Viru and reverse swing.

23 10 2008

I read this article in today’s Herald Sun by its Jon Pierik, as representative a writer of that paper as can get, about Australia reactive plans on scuffing up the ball early in the piece, a la India.,21985,24538494-11088,00.html

To which I must draw his attention to Australia’s own Shane Warne’s entry on Virender Sehwag who makes #35 in his list of 100 top bats.

Sehwag was batting with Jeremy Snape for Leicestershire and Abdul Razzaq, who was playing for Middlesex, started to reverse swing the ball, creating all sorts of problems.

“I have a plan,” said Sehwag and promptly hit the ball out of the ground so that it had to be replaced.

That’s what he does when the ball reverse swings.

Just so you are aware Jon.



Gut Busters

2 01 2008

A most hilarious piece by the Herald Sun’s Jon Pierik is here.

The Print Edition is titled ‘Gut Busters’ and carries the sub-title, ‘Lazy Indians on strict diet’ and spills the contents of a purported memo by Gloster and King advising the boys to stay away from fried food, chocolate, red meat, mayonnaise, Indian sweets and fizzy drinks.

It also goes on to say they will be allowed one day a week without dietary restrictions. This is accompanied by a picture of a steak and chips laden plate.

Damn, now you tell me!

If by inference, unhealthy food is all they’ve been having before Gloster and King’s penmanship, then it certainly seems to have done a fine job of keeping their waists under 26″.

The Herald Sun is always rushing out sensationalist tripe, however this seems a new low, certainly down there with Anshuman Gaekwad’s infamous ‘they’re on drugs’ claim.

I however have a lot of faith in Pierik. I am sure he will find further depths to plumb.

And as he does, you will hear of it here.

The Curry munchers are here.

18 12 2007

That paragon of tabloid muck-raking, The Herald Sun, wrote that the Indian team landed to a ‘hornet’s nest’. Certainly did not seem that way when I passed the nivaas-sthaan of Anil’s boys, the Langham, en-route to work. But for the doorman in his khaki-beige clobber, not much stirred.

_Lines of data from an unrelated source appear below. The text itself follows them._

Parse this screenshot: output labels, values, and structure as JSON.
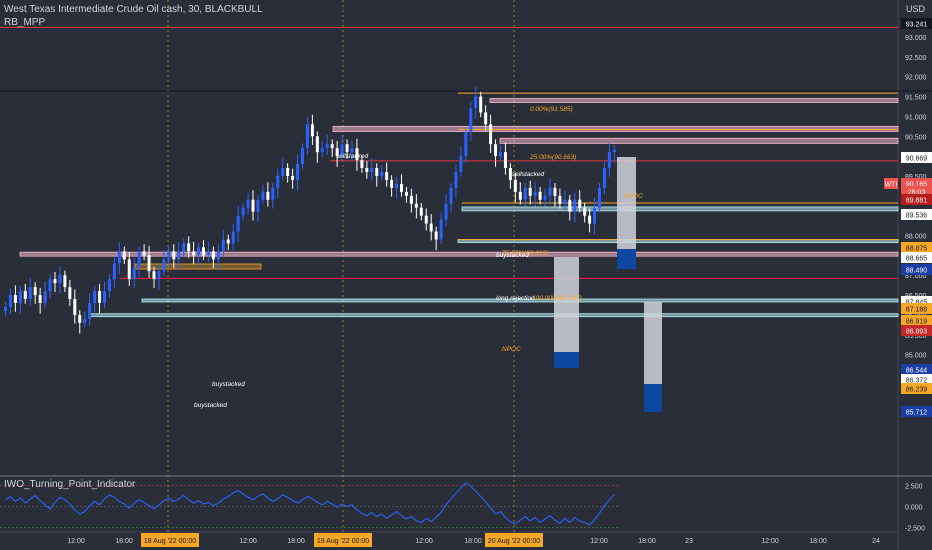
{
  "header": {
    "symbol_title": "West Texas Intermediate Crude Oil cash, 30, BLACKBULL",
    "indicator_label": "RB_MPP",
    "sub_indicator_label": "IWO_Turning_Point_Indicator"
  },
  "axis": {
    "currency": "USD",
    "price_ticks": [
      "93.000",
      "92.500",
      "92.000",
      "91.500",
      "91.000",
      "90.500",
      "90.000",
      "89.500",
      "89.000",
      "88.500",
      "88.000",
      "87.500",
      "87.000",
      "86.500",
      "86.000",
      "85.500",
      "85.000",
      "84.500"
    ],
    "time_ticks": [
      "12:00",
      "18:00",
      "18 Aug '22  00:00",
      "12:00",
      "18:00",
      "19 Aug '22  00:00",
      "12:00",
      "18:00",
      "20 Aug '22  00:00",
      "12:00",
      "18:00",
      "23",
      "12:00",
      "18:00",
      "24"
    ],
    "osc_ticks": [
      "2.500",
      "0.000",
      "-2.500"
    ]
  },
  "price_labels": [
    {
      "text": "93.241",
      "bg": "#131722",
      "fg": "#ffffff"
    },
    {
      "text": "90.669",
      "bg": "#ffffff",
      "fg": "#131722"
    },
    {
      "text": "WTI",
      "bg": "#ef5350",
      "fg": "#ffffff"
    },
    {
      "text": "90.165",
      "bg": "#ef5350",
      "fg": "#ffffff"
    },
    {
      "text": "26:03",
      "bg": "#ef5350",
      "fg": "#ffffff"
    },
    {
      "text": "89.881",
      "bg": "#b71c1c",
      "fg": "#ffffff"
    },
    {
      "text": "89.536",
      "bg": "#ffffff",
      "fg": "#131722"
    },
    {
      "text": "88.875",
      "bg": "#f9a825",
      "fg": "#131722"
    },
    {
      "text": "88.665",
      "bg": "#ffffff",
      "fg": "#131722"
    },
    {
      "text": "88.490",
      "bg": "#1a3ea6",
      "fg": "#ffffff"
    },
    {
      "text": "87.845",
      "bg": "#ffffff",
      "fg": "#131722"
    },
    {
      "text": "87.188",
      "bg": "#f9a825",
      "fg": "#131722"
    },
    {
      "text": "86.919",
      "bg": "#f9a825",
      "fg": "#131722"
    },
    {
      "text": "86.893",
      "bg": "#c62828",
      "fg": "#ffffff"
    },
    {
      "text": "86.544",
      "bg": "#1a3ea6",
      "fg": "#ffffff"
    },
    {
      "text": "86.372",
      "bg": "#ffffff",
      "fg": "#131722"
    },
    {
      "text": "86.239",
      "bg": "#f9a825",
      "fg": "#131722"
    },
    {
      "text": "85.712",
      "bg": "#1a3ea6",
      "fg": "#ffffff"
    }
  ],
  "annotations": [
    {
      "text": "0.00%(91.585)",
      "color": "#f9a825"
    },
    {
      "text": "25.00%(90.663)",
      "color": "#f9a825"
    },
    {
      "text": "75.00%(88.819)",
      "color": "#f9a825"
    },
    {
      "text": "100.00%(87.897)",
      "color": "#f9a825"
    },
    {
      "text": "sellstacked",
      "color": "#ffffff"
    },
    {
      "text": "sellstacked",
      "color": "#ffffff"
    },
    {
      "text": "buystacked",
      "color": "#ffffff"
    },
    {
      "text": "buystacked",
      "color": "#ffffff"
    },
    {
      "text": "buystacked",
      "color": "#ffffff"
    },
    {
      "text": "long rejection",
      "color": "#ffffff"
    },
    {
      "text": "NPOC",
      "color": "#f9a825"
    },
    {
      "text": "NPOC",
      "color": "#f9a825"
    }
  ],
  "chart_data": {
    "type": "candlestick",
    "title": "West Texas Intermediate Crude Oil cash, 30, BLACKBULL",
    "ylim": [
      84.5,
      93.3
    ],
    "y_scale": "linear",
    "last_price": 90.165,
    "high": 91.585,
    "low": 85.45,
    "colors": {
      "up": "#2962ff",
      "down": "#ffffff",
      "background": "#2a2e39",
      "resistance_zone": "#f8bbd0",
      "support_zone": "#b2ebf2",
      "level_red": "#e53935",
      "level_orange": "#f9a825"
    },
    "close_path": [
      86.2,
      86.5,
      86.3,
      86.6,
      86.4,
      86.7,
      86.5,
      86.3,
      86.6,
      86.9,
      86.8,
      87.0,
      86.7,
      86.4,
      86.0,
      85.8,
      85.9,
      86.3,
      86.6,
      86.3,
      86.6,
      86.9,
      87.3,
      87.6,
      87.4,
      86.9,
      87.2,
      87.6,
      87.5,
      87.1,
      86.9,
      87.1,
      87.4,
      87.6,
      87.4,
      87.6,
      87.8,
      87.6,
      87.5,
      87.7,
      87.5,
      87.6,
      87.4,
      87.6,
      87.9,
      87.8,
      88.1,
      88.5,
      88.7,
      88.9,
      88.6,
      88.9,
      89.1,
      88.9,
      89.2,
      89.5,
      89.7,
      89.5,
      89.4,
      89.8,
      90.2,
      90.8,
      90.5,
      90.1,
      90.2,
      90.3,
      90.2,
      90.0,
      90.3,
      90.1,
      90.2,
      89.9,
      89.7,
      89.6,
      89.7,
      89.5,
      89.6,
      89.4,
      89.2,
      89.3,
      89.1,
      89.0,
      88.8,
      88.7,
      88.5,
      88.3,
      88.1,
      87.9,
      88.4,
      88.8,
      89.2,
      89.6,
      90.0,
      90.6,
      91.2,
      91.5,
      91.1,
      90.8,
      90.3,
      90.0,
      90.1,
      89.7,
      89.4,
      89.1,
      88.9,
      89.2,
      89.0,
      89.1,
      88.9,
      89.0,
      89.2,
      89.0,
      88.8,
      88.9,
      88.6,
      88.9,
      88.7,
      88.5,
      88.3,
      88.7,
      89.2,
      89.7,
      90.1,
      90.165
    ],
    "oscillator": {
      "name": "IWO_Turning_Point_Indicator",
      "ylim": [
        -4,
        3
      ],
      "values": [
        0.8,
        1.2,
        0.6,
        1.0,
        0.4,
        0.9,
        1.3,
        0.7,
        0.2,
        -0.3,
        0.5,
        1.1,
        0.8,
        0.3,
        -0.4,
        -0.9,
        -0.6,
        0.1,
        0.6,
        0.2,
        0.9,
        1.4,
        1.1,
        0.6,
        0.3,
        -0.2,
        0.4,
        0.8,
        0.5,
        0.1,
        -0.3,
        0.2,
        0.7,
        1.0,
        0.6,
        0.9,
        1.3,
        0.8,
        0.4,
        0.7,
        0.3,
        0.5,
        0.1,
        0.4,
        0.9,
        1.2,
        1.6,
        1.9,
        1.5,
        1.1,
        0.8,
        1.2,
        1.5,
        1.0,
        0.6,
        0.9,
        1.4,
        1.1,
        0.7,
        0.4,
        0.8,
        1.2,
        0.9,
        0.5,
        0.2,
        0.6,
        0.3,
        -0.1,
        0.3,
        0.0,
        0.2,
        -0.4,
        -0.8,
        -1.1,
        -0.7,
        -1.2,
        -0.9,
        -1.4,
        -1.0,
        -0.6,
        -1.1,
        -1.5,
        -1.2,
        -1.7,
        -1.9,
        -1.4,
        -1.8,
        -1.3,
        -0.7,
        0.2,
        0.9,
        1.6,
        2.2,
        2.8,
        2.4,
        1.8,
        1.2,
        0.6,
        -0.2,
        -0.9,
        -0.6,
        -1.3,
        -1.8,
        -2.1,
        -1.6,
        -1.2,
        -1.7,
        -1.3,
        -1.9,
        -1.5,
        -1.1,
        -1.6,
        -2.0,
        -1.4,
        -1.9,
        -1.3,
        -1.7,
        -1.9,
        -2.2,
        -1.6,
        -0.8,
        0.1,
        0.8,
        1.4
      ]
    },
    "levels": [
      {
        "price": 93.241,
        "color": "#e53935"
      },
      {
        "price": 91.585,
        "color": "#f9a825"
      },
      {
        "price": 90.669,
        "color": "#f9a825"
      },
      {
        "price": 89.881,
        "color": "#e53935"
      },
      {
        "price": 88.819,
        "color": "#f9a825"
      },
      {
        "price": 87.897,
        "color": "#f9a825"
      },
      {
        "price": 86.919,
        "color": "#ff1744"
      }
    ],
    "zones": [
      {
        "from": 91.45,
        "to": 91.35,
        "kind": "resistance"
      },
      {
        "from": 90.75,
        "to": 90.62,
        "kind": "resistance"
      },
      {
        "from": 90.45,
        "to": 90.32,
        "kind": "resistance"
      },
      {
        "from": 87.58,
        "to": 87.48,
        "kind": "resistance"
      },
      {
        "from": 88.72,
        "to": 88.62,
        "kind": "support"
      },
      {
        "from": 87.9,
        "to": 87.82,
        "kind": "support"
      },
      {
        "from": 86.4,
        "to": 86.35,
        "kind": "support"
      },
      {
        "from": 86.03,
        "to": 85.97,
        "kind": "support"
      }
    ]
  }
}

For those among the Indians on my floor who had not clapped eyes on the living gods of India (nadamaadum deivam-s as we have it in Tamizh), not much work was done. They spent a good portion of their billable hours riding the lift down to the concourse and the Southgate food court to see if they could gain darshan and ensure release from the cycle of birth and death.

And they were rewarded.

Irfan Pathan accosted one of them (!) with a ‘Bhai-saab money exchange kidar hai?’. Irfan was duly escorted to the money bin manned(?) by the Indian girl who I always thought was how Soundarya would look like had she lived to hit her late thirties.

Another one of my bhai-log saw Irfan-bhai and Wasim-bhai together.

By now you can be sure all pretense at work was being cast aside. Two of them stood watch at the doors as the bleary eyed boys boarded the bus at 4 pm for some nets-cool dude Yuvi in the last seat of the bus, earphones in place.

Incidentally, they were all amazed at how wasp waisted our ‘boys’ were. Here we were, proud of our 32″ waists, maintained despite idli, dosae, garam samose, aloo-ki-tikki, gur-ki-chikki and there were the boys, none over 26″ measly inches. Maybe they should have brought along ‘porgya’ Powar, if anything to make us feel better.

There were hurried consultations. Would the ‘boys’ be headed for the nets at the Junction Oval? Which tram? Route 3 and 67 along St.Kilda road?

Luckily sane heads prevailed. Someone placed a call to the MCG and found that the ‘boys’ were practising indoors and ‘sorry guys, I don’t think this one is open to the public’.

And so the caravan rolls. Odds at the TAB for India winning are quite attractive. An outlay of a buck will fetch you eight if the boys deliver. If I was a betting man, I’d be tempted. I remember the story of the Indian punter at the ’83 world cup who placed a bet of STG1000 on odds of India winning at 50:1.

He walked away with more than Kapil’s devils did.

There’s a thought.